Grant Imahara, an electrical engineer and roboticist best known as part of the long-running Discovery series MythBusters, died Monday. He was 49 years old.
A spokesperson for Discovery confirmed Imahara’s sudden death. The cause is believed to be a brain aneurysm, but no other details are available at this time.
“We are heartbroken to hear this sad news about Grant. He was an important part of our Discovery family and a really wonderful man. Our thoughts and prayers go out to his family,” the Discovery rep said in a statement on Monday.
Imahara was born in Los Angeles, and studied electrical engineering at the University of Southern California.
He first launched his career in the entertainment industry working as an animatronics engineer and model maker at Industrial Light and Magic, the special effects studio founded by George Lucas in 1975.
His work appeared in well-known sci-fi films, including The Lost World: Jurassic Park, The Matrix sequels, Terminator 3: Rise of the Machines, and even the Star Wars prequels.
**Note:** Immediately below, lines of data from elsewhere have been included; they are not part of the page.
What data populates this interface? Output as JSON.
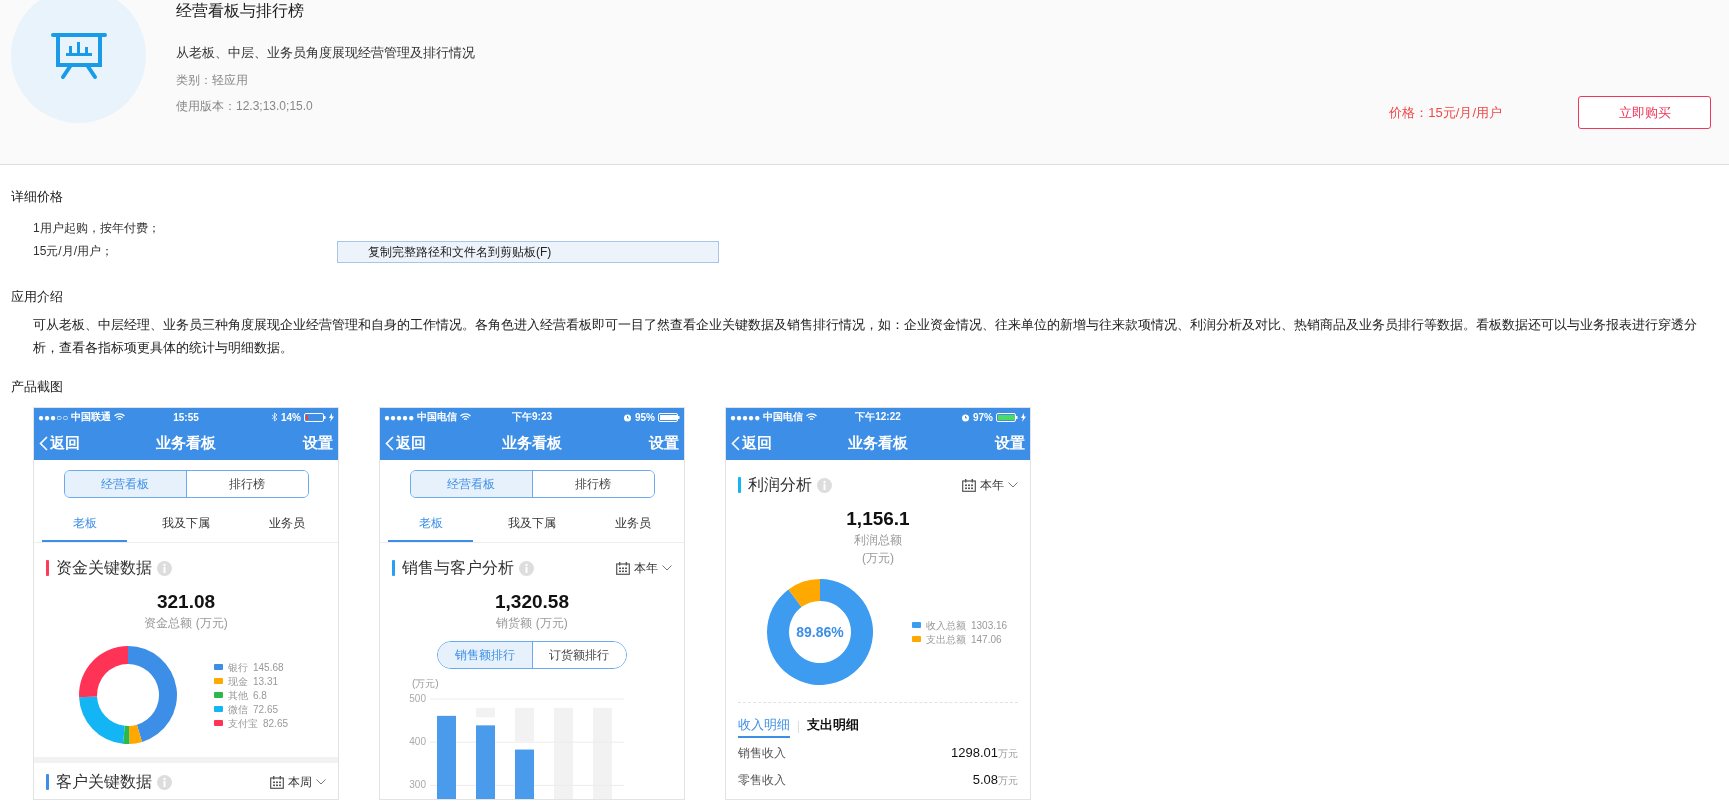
{
  "app": {
    "title": "经营看板与排行榜",
    "description": "从老板、中层、业务员角度展现经营管理及排行情况",
    "category": "类别：轻应用",
    "versions": "使用版本：12.3;13.0;15.0",
    "price": "价格：15元/月/用户",
    "buy_button": "立即购买"
  },
  "pricing": {
    "heading": "详细价格",
    "lines": [
      "1用户起购，按年付费；",
      "15元/月/用户；"
    ],
    "tooltip": "复制完整路径和文件名到剪贴板(F)"
  },
  "intro": {
    "heading": "应用介绍",
    "text": "可从老板、中层经理、业务员三种角度展现企业经营管理和自身的工作情况。各角色进入经营看板即可一目了然查看企业关键数据及销售排行情况，如：企业资金情况、往来单位的新增与往来款项情况、利润分析及对比、热销商品及业务员排行等数据。看板数据还可以与业务报表进行穿透分析，查看各指标项更具体的统计与明细数据。"
  },
  "screenshots": {
    "heading": "产品截图",
    "phones": [
      {
        "status": {
          "signal": "●●●○○",
          "carrier": "中国联通",
          "time": "15:55",
          "icons": [
            {
              "kind": "bluetooth"
            }
          ],
          "battery_text": "14%",
          "battery": {
            "kind": "low"
          },
          "charging": true
        },
        "nav": {
          "back": "返回",
          "title": "业务看板",
          "action": "设置"
        },
        "segments": [
          {
            "label": "经营看板",
            "selected": true
          },
          {
            "label": "排行榜",
            "selected": false
          }
        ],
        "tabs": [
          {
            "label": "老板",
            "selected": true
          },
          {
            "label": "我及下属",
            "selected": false
          },
          {
            "label": "业务员",
            "selected": false
          }
        ],
        "sections": [
          {
            "kind": "donut",
            "title": "资金关键数据",
            "color": "#ff3b5c",
            "total": "321.08",
            "total_label": "资金总额 (万元)",
            "chart_data": {
              "type": "donut",
              "categories": [
                "银行",
                "现金",
                "其他",
                "微信",
                "支付宝"
              ],
              "values": [
                145.68,
                13.31,
                6.8,
                72.65,
                82.65
              ],
              "value_labels": [
                "145.68",
                "13.31",
                "6.8",
                "72.65",
                "82.65"
              ],
              "legend": "right",
              "colors": [
                "#3d8ee6",
                "#ffa800",
                "#2eb84b",
                "#13b5f5",
                "#ff3355"
              ]
            }
          },
          {
            "kind": "header",
            "title": "客户关键数据",
            "color": "#3d8ee6",
            "period": "本周"
          }
        ]
      },
      {
        "status": {
          "signal": "●●●●●",
          "carrier": "中国电信",
          "time": "下午9:23",
          "icons": [
            {
              "kind": "alarm"
            }
          ],
          "battery_text": "95%",
          "battery": {
            "kind": "full"
          },
          "charging": false
        },
        "nav": {
          "back": "返回",
          "title": "业务看板",
          "action": "设置"
        },
        "segments": [
          {
            "label": "经营看板",
            "selected": true
          },
          {
            "label": "排行榜",
            "selected": false
          }
        ],
        "tabs": [
          {
            "label": "老板",
            "selected": true
          },
          {
            "label": "我及下属",
            "selected": false
          },
          {
            "label": "业务员",
            "selected": false
          }
        ],
        "sections": [
          {
            "kind": "bars",
            "title": "销售与客户分析",
            "color": "#2a9df4",
            "period": "本年",
            "total": "1,320.58",
            "total_label": "销货额 (万元)",
            "switch": [
              {
                "label": "销售额排行",
                "selected": true
              },
              {
                "label": "订货额排行",
                "selected": false
              }
            ],
            "chart_data": {
              "type": "bar",
              "ylabel": "(万元)",
              "values": [
                461,
                439,
                383,
                null,
                null
              ],
              "ylim": [
                250,
                500
              ],
              "yticks": [
                300,
                400,
                500
              ]
            }
          }
        ]
      },
      {
        "status": {
          "signal": "●●●●●",
          "carrier": "中国电信",
          "time": "下午12:22",
          "icons": [
            {
              "kind": "alarm"
            }
          ],
          "battery_text": "97%",
          "battery": {
            "kind": "charged"
          },
          "charging": true
        },
        "nav": {
          "back": "返回",
          "title": "业务看板",
          "action": "设置"
        },
        "sections": [
          {
            "kind": "donut",
            "title": "利润分析",
            "color": "#13b5f5",
            "period": "本年",
            "total": "1,156.1",
            "total_label": "利润总额",
            "unit": "(万元)",
            "center": "89.86%",
            "chart_data": {
              "type": "donut",
              "categories": [
                "收入总额",
                "支出总额"
              ],
              "values": [
                1303.16,
                147.06
              ],
              "value_labels": [
                "1303.16",
                "147.06"
              ],
              "legend": "right",
              "colors": [
                "#3d9bf0",
                "#ffa800"
              ]
            }
          },
          {
            "kind": "details",
            "tabs": [
              {
                "label": "收入明细",
                "selected": true
              },
              {
                "label": "支出明细",
                "selected": false
              }
            ],
            "rows": [
              {
                "label": "销售收入",
                "value": "1298.01",
                "unit": "万元"
              },
              {
                "label": "零售收入",
                "value": "5.08",
                "unit": "万元"
              }
            ]
          }
        ]
      }
    ]
  }
}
Imahara was actually one of the few people in the world qualified to operate R2-D2.
During a 2008 interview with Machine Design, Imahara discussed wanting to become an engineer, saying, “I liked the challenge of designing and building things, figuring out how something works and how to make it better or apply it in a different way.”
He continued, “When I was a kid, I never wanted to be James Bond. I wanted to be Q, because he was the guy who made all the gadgets. I guess you could say that engineering came naturally.”
You may have also seen him in Comedy Central’s robot fighting show BattleBots back in the late 90s. He constructed a combat robot named Deadblow that won two Middleweight Rumbles, was the first season’s Middleweight runner-up, and became the third season’s first-ranked robot.
Imahara joined Discovery’s MythBusters in its third season, and stayed with the show until 2014 when he departed alongside co-hosts Kari Byron and Tory Belleci. The trio reunited in 2016 when they scored their own Netflix series, White Rabbit Project.
His former MythBusters colleagues have been paying tribute to Imahara on social media.
Former MythBusters host Adam Savage wrote, “I’m at a loss. No words. I’ve been part of two big families with Grant Imahara over the last 22 years. Grant was truly brilliant engineer, artist and performer, but also just such a generous, easygoing and gentle PERSON. Working with Grant was so much fun. I’ll miss my friend.”
I’m at a loss. No words. I’ve been part of two big families with Grant Imahara over the last 22 years. Grant was a truly brilliant engineer, artist and performer, but also just such a generous, easygoing, and gentle PERSON. Working with Grant was so much fun. I’ll miss my friend.
— Adam Savage (@donttrythis) July 14, 2020
Kari Byron tweeted a series of photos of Imahara, writing, “Heartbroken and in shock tonight. We were just talking on the phone. This isn’t real.”
Tory Belleci also expressed his disbelief, saying, “I just cannot believe it. I don’t even know what to say. My heart is broken. Goodbye buddy.”